Dating culture and geographics

17 Jul

Tipper, 63, has kept a somewhat quieter profile in the past couple of years, still focused on her longtime cause of mental health advocacy.

With Allen, she’s found someone who shares her passion for photography and music. Jose Andres passes up golf for soccer Hey, isn’t that .

By half a million years ago, some Homo erectus were able to move into the seasonally cold temperate zones of Asia and Europe.

This migration was made possible by greater intelligence and new cultural technologies The earliest Homo erectus were contemporaries of the late Homo habilis in East Africa for several hundred thousand years.

We never worried for a second about Tipper Gore after her separation from Al, and it seems our confidence was well founded: She’s got someone in her life, too.

He’s Bill Allen, 71, the former editor-in-chief of National Geographic. A close friend discreetly drew the line for us by calling it a “deep friendship.” It’s been two years since Tipper and Al Gore announced, to the surprise of many, that they had separated after 40 years of marriage.

Since he had discovered an unknown species, he took the liberty of naming it in an 1894 publication.

He called it Dubois' claims for his Java Homo erectus finds were not widely accepted until the 1930's, when the German/Dutch paleontologist Gustav von Koenigswald made similar discoveries in the Dutch East Indies.

One of the objectives was building a database of the human occupation of Europe during this period.

The database contains now 12664 site forms, (most of them with their geographical coordinates), comprising 14778. However, some remarks should be taken into account: Click Open in Browse Modus.

Place the pointer on the name of the site in GENERAL INFORMATION (1) and select find (2).

This suggests that the immediate ancestor of Homo erectus was an early Homo habilis or , the search for early human fossils. Excavating in several caves, he found a hominid jaw fragment in 1890.

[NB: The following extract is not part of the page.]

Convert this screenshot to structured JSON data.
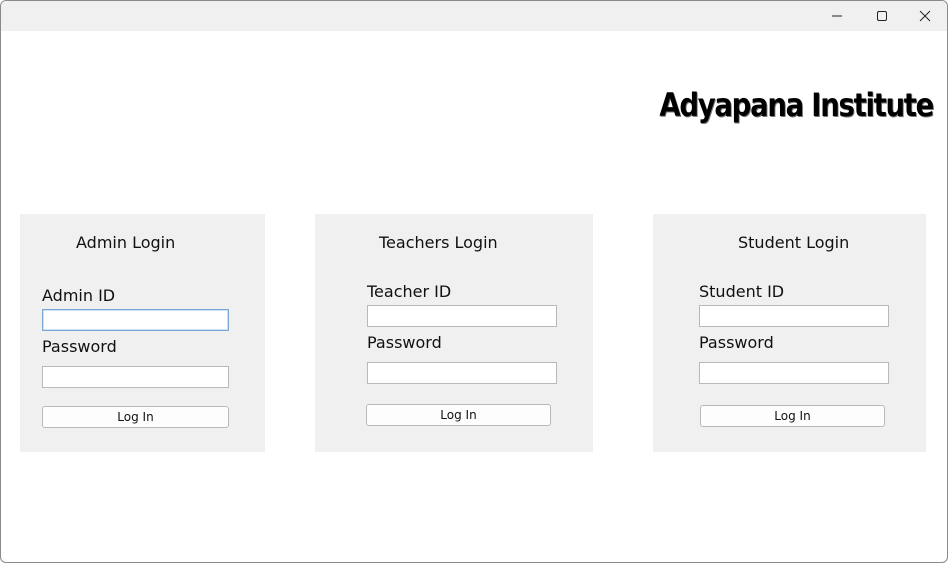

However, this was not convincing evidence of early human ancestry. During excavations in the eastern part of that island in 1891-1892, he recovered a Homo erectus brain case and femur (upper leg bone).